Google Nexus 4: Performance and Battery
1.5GHz next generation Qualcomm Snapdragon S4 pro. When this phone first landed, benchmarks were middling in spite of incredible performance. Since then, key benchmarking applications have been updated and reflect the sheer oomph inside the Google Nexus 4. Dead trigger works perfectly on max graphical settings, Spiderman swings through the mean streets with smooth frame rates and Modern Combat 3 looks brutal.
Day to day use is much the same - smooth and generally glitch free. Project butter, the silky spread lathered over Jelly Bean 4.1 is present in 4.2 and working to great effect. The Nexus 4 is responsive, frame rates impressive and usability only helped along by performance. There were a couple of small glitches in the UI which Google has already ironed out since we got our hands on the phone, so you can expect to be at the forefront of the search giant’s attention with a Nexus device.
Android is becoming more and more usable with no skins so hopefully some manufacturers will let more stock OS peek through in 2013.

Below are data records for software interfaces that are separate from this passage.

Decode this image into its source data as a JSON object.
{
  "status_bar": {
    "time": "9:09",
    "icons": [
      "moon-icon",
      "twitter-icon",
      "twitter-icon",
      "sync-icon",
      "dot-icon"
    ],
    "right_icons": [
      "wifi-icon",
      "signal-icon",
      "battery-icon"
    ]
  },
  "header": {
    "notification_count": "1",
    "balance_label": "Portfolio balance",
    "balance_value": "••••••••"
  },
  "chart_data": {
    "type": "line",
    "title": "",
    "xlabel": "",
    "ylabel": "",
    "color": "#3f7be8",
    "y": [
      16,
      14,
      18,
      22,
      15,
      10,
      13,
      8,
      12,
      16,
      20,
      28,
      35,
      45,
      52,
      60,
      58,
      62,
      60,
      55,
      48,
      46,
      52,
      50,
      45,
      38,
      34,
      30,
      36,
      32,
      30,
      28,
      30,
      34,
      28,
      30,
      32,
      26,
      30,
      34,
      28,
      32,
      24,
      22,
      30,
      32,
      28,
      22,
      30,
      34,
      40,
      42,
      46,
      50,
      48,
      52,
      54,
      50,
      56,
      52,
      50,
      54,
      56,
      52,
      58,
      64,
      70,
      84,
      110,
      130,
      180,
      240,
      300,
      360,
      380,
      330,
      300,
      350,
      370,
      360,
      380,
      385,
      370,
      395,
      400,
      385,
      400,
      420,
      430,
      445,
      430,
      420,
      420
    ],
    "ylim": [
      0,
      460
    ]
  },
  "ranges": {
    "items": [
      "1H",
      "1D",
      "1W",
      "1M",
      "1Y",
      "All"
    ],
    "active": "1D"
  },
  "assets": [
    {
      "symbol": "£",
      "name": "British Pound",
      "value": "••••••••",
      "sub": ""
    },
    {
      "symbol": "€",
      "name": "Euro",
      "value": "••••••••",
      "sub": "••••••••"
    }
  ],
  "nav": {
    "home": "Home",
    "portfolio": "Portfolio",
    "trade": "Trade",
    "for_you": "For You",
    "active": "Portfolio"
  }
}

Battery life is considerably better than the original Samsung Galaxy Nexus. We went from the last Nexus straight to this one and were surprised that despite the 4.7-inch HD display, LG’s offering saw us through until 10pm whereas the Galaxy Nexus tapered out shortly after 8pm. This varies depending on use. With the auto-brightness setting being pretty aggressive, this should help you get an extra couple of hours out of your Nexus 4.
Google Nexus 4: Conclusion
Google seems to have struck gold. Next generation quad-core power, cheaper than a last generation flagship. It defies sense.
The design is different to anything we’ve seen from LG or Google before, it’s characteristic and well constructed. The screen matches most current flagships and betters some while the 8-megapixel camera delivers perfectly respectable performance, taken to the next level by additional shooting modes and the best photo editor around.
If you need expandability and a cheaper phone, there are only a couple of options out there that can compete - the Desire X being one that springs to mind. Even then however, you won’t be getting quad-core power or the latest version of Android as and when it comes out.
Storage limitations aside therefore, It’s very, very easy to recommend a Nexus 4.